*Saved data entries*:
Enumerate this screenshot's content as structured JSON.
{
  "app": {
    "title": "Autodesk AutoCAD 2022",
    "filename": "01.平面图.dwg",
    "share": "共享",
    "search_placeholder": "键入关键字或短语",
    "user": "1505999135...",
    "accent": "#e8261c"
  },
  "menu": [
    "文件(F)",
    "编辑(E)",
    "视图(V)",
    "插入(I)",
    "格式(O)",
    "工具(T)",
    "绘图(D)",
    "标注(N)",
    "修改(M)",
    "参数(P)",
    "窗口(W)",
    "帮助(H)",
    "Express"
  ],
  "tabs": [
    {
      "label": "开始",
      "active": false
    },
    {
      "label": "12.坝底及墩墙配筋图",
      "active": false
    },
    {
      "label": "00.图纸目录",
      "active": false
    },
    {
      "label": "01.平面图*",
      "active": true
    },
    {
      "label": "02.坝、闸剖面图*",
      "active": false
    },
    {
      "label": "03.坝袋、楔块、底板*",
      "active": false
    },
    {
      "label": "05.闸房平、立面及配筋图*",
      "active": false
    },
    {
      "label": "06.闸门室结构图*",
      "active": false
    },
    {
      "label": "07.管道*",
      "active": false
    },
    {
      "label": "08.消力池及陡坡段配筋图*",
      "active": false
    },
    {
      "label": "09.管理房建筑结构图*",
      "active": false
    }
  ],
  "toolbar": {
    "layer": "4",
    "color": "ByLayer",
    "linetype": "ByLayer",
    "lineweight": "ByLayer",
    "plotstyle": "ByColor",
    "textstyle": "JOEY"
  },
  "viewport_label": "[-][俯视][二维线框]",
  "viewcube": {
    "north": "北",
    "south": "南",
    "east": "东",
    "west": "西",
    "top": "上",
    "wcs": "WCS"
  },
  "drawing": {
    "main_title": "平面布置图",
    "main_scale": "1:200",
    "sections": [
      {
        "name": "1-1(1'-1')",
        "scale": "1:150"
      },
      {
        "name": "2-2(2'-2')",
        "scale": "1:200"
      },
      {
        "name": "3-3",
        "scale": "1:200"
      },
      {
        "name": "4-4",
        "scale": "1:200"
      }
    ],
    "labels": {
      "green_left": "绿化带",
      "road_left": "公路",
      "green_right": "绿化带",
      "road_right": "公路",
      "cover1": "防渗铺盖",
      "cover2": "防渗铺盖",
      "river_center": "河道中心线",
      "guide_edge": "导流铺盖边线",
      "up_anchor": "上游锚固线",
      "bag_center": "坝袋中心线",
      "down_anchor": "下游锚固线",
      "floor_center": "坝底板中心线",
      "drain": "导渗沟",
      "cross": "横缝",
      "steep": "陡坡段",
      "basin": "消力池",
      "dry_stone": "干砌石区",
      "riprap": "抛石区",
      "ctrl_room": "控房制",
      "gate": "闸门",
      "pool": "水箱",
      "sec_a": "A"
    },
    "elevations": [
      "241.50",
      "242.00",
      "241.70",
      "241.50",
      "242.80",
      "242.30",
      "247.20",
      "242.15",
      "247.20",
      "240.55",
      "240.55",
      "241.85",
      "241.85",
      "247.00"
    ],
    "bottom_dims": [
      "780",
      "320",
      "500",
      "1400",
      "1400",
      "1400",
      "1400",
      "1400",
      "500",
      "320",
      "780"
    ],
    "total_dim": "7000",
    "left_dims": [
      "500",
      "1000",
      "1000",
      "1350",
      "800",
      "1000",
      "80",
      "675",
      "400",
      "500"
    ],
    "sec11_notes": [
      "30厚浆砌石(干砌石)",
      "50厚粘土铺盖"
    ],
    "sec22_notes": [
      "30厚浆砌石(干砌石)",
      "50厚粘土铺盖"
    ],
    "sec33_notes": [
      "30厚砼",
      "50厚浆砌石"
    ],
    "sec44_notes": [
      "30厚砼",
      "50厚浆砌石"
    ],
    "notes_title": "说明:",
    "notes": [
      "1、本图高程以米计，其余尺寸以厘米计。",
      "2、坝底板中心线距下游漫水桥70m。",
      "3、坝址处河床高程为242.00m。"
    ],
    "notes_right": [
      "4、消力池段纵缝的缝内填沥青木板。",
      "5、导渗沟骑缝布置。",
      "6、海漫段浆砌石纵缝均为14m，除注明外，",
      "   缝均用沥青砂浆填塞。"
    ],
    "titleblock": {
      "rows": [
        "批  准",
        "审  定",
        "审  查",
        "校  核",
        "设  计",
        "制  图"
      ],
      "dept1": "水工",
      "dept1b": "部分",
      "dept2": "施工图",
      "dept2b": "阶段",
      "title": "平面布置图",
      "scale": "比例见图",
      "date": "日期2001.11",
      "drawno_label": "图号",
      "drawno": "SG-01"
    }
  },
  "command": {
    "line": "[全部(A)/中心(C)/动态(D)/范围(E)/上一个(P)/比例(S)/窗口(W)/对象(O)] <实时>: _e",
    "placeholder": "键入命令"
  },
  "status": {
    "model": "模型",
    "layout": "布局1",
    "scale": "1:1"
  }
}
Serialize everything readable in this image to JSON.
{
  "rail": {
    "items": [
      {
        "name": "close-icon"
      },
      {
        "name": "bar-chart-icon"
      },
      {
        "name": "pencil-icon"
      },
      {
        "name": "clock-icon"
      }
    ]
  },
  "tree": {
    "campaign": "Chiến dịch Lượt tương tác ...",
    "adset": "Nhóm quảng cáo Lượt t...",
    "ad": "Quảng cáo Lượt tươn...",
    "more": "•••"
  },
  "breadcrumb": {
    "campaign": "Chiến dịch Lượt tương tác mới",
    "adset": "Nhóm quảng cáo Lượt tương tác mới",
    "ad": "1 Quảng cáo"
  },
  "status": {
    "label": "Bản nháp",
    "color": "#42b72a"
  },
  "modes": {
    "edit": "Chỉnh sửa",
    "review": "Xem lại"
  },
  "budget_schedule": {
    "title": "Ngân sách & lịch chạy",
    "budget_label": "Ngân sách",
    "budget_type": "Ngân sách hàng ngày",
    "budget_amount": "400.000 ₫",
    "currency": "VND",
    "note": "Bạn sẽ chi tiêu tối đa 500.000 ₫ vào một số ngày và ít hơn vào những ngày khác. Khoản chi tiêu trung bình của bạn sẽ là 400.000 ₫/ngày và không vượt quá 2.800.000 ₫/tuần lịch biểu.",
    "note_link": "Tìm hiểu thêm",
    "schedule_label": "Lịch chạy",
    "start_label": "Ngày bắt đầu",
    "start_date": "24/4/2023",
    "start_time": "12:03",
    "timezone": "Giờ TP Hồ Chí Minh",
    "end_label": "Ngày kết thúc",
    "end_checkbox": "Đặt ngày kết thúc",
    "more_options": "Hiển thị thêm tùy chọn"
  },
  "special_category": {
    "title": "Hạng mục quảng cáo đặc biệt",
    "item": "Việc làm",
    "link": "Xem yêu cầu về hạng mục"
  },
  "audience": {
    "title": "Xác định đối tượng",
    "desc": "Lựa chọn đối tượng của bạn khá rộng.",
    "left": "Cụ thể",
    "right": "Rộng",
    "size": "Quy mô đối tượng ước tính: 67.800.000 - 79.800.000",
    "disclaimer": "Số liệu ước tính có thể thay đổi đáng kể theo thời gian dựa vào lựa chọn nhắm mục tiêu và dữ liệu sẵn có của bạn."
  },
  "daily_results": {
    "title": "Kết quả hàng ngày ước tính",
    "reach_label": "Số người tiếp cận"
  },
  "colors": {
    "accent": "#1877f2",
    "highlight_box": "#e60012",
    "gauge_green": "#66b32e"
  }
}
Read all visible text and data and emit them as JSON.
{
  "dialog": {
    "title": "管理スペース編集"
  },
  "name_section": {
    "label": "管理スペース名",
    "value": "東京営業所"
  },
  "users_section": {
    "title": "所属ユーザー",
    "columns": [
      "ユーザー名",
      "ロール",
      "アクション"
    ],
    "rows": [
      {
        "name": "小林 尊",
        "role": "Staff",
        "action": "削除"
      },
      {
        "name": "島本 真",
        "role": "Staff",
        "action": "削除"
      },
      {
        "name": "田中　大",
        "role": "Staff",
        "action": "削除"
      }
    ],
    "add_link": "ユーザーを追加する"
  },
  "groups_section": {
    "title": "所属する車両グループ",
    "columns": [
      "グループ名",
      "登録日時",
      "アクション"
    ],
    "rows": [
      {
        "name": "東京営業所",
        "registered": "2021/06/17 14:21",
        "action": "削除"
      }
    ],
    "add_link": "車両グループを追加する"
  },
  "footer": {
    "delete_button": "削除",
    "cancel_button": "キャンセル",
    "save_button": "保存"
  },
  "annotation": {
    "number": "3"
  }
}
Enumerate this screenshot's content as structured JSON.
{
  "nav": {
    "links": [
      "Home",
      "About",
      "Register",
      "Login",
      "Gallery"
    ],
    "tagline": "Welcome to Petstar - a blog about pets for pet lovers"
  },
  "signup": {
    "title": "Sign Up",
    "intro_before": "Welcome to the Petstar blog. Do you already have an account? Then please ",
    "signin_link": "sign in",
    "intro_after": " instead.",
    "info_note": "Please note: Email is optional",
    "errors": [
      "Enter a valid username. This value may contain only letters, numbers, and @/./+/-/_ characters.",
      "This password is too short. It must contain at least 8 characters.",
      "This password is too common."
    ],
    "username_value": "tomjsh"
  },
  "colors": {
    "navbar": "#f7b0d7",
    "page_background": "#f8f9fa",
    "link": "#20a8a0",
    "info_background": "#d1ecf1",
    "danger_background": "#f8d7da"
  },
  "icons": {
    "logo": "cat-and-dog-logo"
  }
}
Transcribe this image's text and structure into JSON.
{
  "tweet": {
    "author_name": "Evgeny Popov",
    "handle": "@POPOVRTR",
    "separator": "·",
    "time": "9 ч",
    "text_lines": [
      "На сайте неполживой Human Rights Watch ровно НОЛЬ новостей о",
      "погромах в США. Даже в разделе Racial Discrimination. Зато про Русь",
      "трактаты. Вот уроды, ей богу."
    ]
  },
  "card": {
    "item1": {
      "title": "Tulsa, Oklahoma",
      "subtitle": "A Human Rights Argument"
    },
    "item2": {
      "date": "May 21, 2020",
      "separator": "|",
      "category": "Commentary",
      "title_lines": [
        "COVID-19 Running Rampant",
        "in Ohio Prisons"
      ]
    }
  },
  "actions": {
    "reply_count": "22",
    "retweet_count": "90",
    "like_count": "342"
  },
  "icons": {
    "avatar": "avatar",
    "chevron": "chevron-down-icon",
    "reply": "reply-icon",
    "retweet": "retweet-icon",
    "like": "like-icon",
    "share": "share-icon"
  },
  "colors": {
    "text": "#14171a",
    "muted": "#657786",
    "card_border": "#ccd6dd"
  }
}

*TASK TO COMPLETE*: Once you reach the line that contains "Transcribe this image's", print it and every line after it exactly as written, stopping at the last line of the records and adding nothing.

*FINAL ANSWER*:
Transcribe this image's text and structure into JSON.
{
  "tweet": {
    "author_name": "Evgeny Popov",
    "handle": "@POPOVRTR",
    "separator": "·",
    "time": "9 ч",
    "text_lines": [
      "На сайте неполживой Human Rights Watch ровно НОЛЬ новостей о",
      "погромах в США. Даже в разделе Racial Discrimination. Зато про Русь",
      "трактаты. Вот уроды, ей богу."
    ]
  },
  "card": {
    "item1": {
      "title": "Tulsa, Oklahoma",
      "subtitle": "A Human Rights Argument"
    },
    "item2": {
      "date": "May 21, 2020",
      "separator": "|",
      "category": "Commentary",
      "title_lines": [
        "COVID-19 Running Rampant",
        "in Ohio Prisons"
      ]
    }
  },
  "actions": {
    "reply_count": "22",
    "retweet_count": "90",
    "like_count": "342"
  },
  "icons": {
    "avatar": "avatar",
    "chevron": "chevron-down-icon",
    "reply": "reply-icon",
    "retweet": "retweet-icon",
    "like": "like-icon",
    "share": "share-icon"
  },
  "colors": {
    "text": "#14171a",
    "muted": "#657786",
    "card_border": "#ccd6dd"
  }
}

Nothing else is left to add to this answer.